TOC: [00:00:00] Introduction to George Hotz and Connor Leahy [00:03:10] George Hotz's Opening Statement: Intelligence and Power [00:08:50] Connor Leahy's Opening Statement: Technical Problem of Alignment and Coordination [00:15:18] George Hotz's Response: Nature of Cooperation and Individual Sovereignty [00:17:32] Discussion on individual sovereignty and defense [00:18:45] Debate on living conditions in America versus Somalia [00:21:57] Talk on the nature of freedom and the aesthetics of life [00:24:02] Discussion on the implications of coordination and conflict in politics [00:33:41] Views on the speed of AI development / hard takeoff [00:35:17] Discussion on potential dangers of AI [00:36:44] Discussion on the effectiveness of current AI [00:40:59] Exploration of potential risks in technology [00:45:01] Discussion on memetic mutation risk [00:52:36] AI alignment and exploitability [00:53:13] Superintelligent AIs and the assumption of good intentions [00:54:52] Humanity’s inconsistency and AI alignment [00:57:57] Stability of the world and the impact of superintelligent AIs [01:02:30] Personal utopia and the limitations of AI alignment [01:05:10] Proposed regulation on limiting the total number of flops [01:06:20] Having access to a powerful AI system [01:18:00] Power dynamics and coordination issues with AI [01:25:44] Humans vs AI in Optimization [01:27:05] The Impact of AI's Power Seeking Behavior [01:29:32] A Debate on the Future of AI

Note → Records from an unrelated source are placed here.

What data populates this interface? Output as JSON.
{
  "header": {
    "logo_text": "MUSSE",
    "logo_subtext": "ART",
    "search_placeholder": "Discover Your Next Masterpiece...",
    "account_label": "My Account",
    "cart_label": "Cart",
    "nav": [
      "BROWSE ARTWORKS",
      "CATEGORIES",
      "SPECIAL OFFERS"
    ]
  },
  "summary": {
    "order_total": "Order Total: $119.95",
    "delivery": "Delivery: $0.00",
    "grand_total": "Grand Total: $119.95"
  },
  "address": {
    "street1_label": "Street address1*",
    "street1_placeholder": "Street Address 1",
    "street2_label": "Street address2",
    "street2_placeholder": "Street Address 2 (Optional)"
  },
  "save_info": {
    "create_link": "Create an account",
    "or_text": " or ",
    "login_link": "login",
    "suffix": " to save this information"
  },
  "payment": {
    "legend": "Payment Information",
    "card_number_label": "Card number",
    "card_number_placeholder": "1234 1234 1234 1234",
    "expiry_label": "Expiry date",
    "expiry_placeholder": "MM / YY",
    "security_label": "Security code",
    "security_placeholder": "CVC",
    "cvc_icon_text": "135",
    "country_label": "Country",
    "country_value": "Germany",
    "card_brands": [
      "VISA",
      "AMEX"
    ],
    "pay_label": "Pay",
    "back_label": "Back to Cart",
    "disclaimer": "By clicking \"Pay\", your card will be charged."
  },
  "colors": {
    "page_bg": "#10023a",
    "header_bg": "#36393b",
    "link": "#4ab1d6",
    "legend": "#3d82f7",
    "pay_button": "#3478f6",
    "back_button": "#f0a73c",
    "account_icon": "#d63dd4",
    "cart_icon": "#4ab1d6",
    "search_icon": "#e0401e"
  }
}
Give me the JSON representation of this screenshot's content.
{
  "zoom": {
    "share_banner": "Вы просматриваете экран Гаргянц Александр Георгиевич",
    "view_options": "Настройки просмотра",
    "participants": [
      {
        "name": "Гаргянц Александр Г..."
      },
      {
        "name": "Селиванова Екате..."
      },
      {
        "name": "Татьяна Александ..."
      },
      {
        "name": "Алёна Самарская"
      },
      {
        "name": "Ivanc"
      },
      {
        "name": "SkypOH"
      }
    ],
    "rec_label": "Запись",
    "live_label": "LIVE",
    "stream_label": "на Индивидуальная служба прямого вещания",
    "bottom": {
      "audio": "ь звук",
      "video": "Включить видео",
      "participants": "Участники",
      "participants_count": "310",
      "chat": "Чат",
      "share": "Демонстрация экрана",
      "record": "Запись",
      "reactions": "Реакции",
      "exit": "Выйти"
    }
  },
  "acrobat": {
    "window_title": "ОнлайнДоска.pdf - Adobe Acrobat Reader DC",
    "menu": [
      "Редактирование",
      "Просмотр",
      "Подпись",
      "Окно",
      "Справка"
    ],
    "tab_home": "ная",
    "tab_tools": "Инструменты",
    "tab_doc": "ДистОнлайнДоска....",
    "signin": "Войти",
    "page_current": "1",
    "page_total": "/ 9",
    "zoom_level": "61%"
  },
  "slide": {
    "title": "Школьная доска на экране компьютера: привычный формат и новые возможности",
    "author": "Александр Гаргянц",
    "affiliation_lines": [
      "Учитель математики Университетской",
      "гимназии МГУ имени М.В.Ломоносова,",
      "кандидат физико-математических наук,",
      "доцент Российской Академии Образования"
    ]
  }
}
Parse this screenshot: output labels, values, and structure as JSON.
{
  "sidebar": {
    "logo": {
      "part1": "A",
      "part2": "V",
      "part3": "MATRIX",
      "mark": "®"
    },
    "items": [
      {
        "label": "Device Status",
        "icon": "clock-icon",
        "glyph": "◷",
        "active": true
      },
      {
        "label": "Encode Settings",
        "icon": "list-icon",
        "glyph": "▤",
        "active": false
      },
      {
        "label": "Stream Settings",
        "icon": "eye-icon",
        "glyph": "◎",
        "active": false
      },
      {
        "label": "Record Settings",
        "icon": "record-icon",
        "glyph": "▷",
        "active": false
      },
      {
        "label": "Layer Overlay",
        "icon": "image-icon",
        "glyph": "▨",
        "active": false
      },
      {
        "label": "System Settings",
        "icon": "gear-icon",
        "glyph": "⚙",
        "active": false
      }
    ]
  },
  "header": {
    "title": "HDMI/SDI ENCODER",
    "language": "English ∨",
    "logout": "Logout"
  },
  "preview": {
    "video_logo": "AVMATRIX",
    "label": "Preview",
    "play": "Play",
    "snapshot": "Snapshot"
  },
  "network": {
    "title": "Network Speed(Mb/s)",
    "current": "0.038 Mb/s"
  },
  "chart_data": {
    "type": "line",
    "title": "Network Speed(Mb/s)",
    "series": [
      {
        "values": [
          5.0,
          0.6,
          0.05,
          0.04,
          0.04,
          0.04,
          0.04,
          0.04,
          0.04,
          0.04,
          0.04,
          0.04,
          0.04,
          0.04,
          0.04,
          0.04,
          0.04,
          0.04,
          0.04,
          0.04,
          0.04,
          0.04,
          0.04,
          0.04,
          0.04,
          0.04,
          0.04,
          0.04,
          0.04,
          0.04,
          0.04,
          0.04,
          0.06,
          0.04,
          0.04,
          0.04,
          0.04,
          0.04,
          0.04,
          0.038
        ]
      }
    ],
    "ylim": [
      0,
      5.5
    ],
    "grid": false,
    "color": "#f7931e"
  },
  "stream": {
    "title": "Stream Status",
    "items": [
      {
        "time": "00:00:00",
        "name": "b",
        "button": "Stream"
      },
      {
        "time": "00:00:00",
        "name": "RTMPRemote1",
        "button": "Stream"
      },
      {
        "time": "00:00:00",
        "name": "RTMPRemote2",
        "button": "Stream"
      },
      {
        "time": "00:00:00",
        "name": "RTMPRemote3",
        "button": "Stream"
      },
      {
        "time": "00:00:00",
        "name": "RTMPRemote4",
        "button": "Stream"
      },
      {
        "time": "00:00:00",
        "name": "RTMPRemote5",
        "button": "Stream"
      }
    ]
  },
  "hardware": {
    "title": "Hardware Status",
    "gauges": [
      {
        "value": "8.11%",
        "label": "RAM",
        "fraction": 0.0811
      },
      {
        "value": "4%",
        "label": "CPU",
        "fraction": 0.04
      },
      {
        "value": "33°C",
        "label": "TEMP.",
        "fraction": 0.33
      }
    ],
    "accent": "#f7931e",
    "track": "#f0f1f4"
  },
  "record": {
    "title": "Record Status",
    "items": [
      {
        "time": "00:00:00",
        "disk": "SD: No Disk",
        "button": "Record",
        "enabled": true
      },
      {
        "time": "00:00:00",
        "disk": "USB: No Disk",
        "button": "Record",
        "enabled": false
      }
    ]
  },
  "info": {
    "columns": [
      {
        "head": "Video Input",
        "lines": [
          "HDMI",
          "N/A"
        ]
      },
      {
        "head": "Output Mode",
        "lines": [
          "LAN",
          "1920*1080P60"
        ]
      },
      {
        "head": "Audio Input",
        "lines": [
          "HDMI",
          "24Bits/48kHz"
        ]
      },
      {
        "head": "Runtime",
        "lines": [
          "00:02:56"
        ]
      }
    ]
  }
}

Aug 04, 202301:29:59
Dr. MAXWELL RAMSTEAD - The Physics of Survival

Dr. MAXWELL RAMSTEAD - The Physics of Survival

Patreon: Discord: Join us for a fascinating discussion of the free energy principle with Dr. Maxwell Ramsted, a leading thinker exploring the intersection of math, physics, and philosophy and Director of Research at VERSES. The FEP was proposed by renowned neuroscientist Karl Friston, this principle offers a unifying theory explaining how systems maintain order and their identity. The free energy principle inverts traditional survival logic. Rather than asking what behaviors promote survival, it queries - given things exist, what must they do? The answer: minimizing free energy, or "surprise." Systems persist by constantly ensuring their internal states match anticipated states based on a model of the world. Failure to minimize surprise leads to chaos as systems d